At the beginning of 2003, US cities were flooded with large pacifist demonstrations that opposed the imminent war in Iraq: the movement for peace, led by such coalitions as United for Peace and Justice and Win Without War, was more international, internet-based and cross-party than any of its antecedents. It was a quick and overwhelming development, which reached its zenith on the eve of the intervention against Saddam, with the international day against the war on February 15, 2003: it seemed that the world had said "no" to the Bush War. Despite this premise, hostilities in Iraq began on March 20, 2003. The American pacifist movement had failed in its main purpose: stopping the military race against Saddam’s regime. Through a review of this critical phase of the recent US history and using coeval journalistic sources, activists’ statements and first-hand materials of pacifist organizations, the author analyses the development of the pacifist movement against the war in Iraq and makes reference to its key people, its innovative features and its strengths and limitations, focusing on the months between the fall of 2002 and the spring of 2003.

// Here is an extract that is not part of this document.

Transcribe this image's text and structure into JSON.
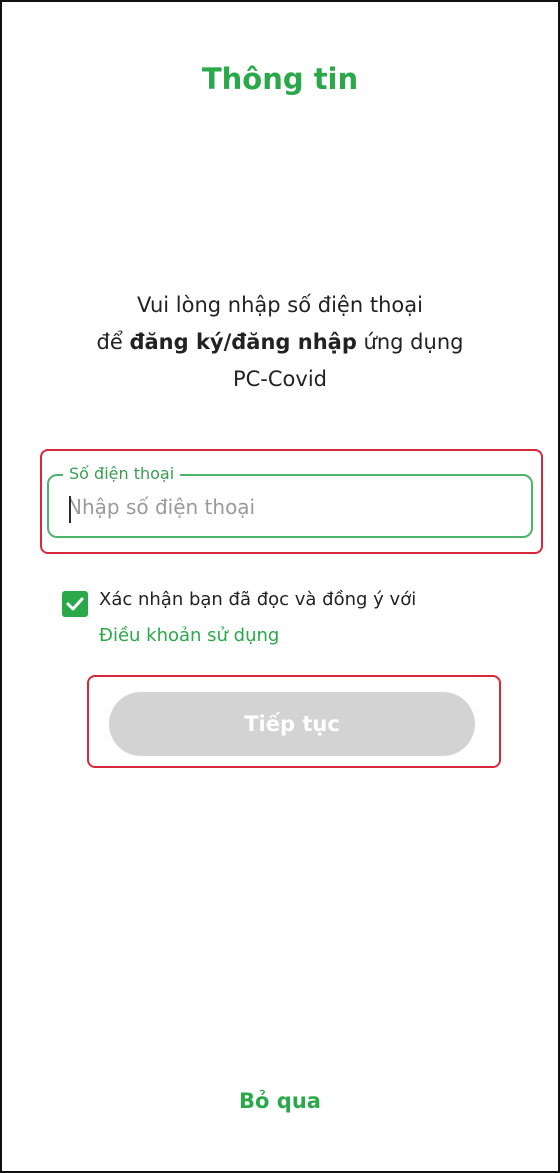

Keywords: American/US pacifism, United for Peace and Justice, Win Without War Coalition, 15 February 2003, opposition to the Iraq War, Not in Our Name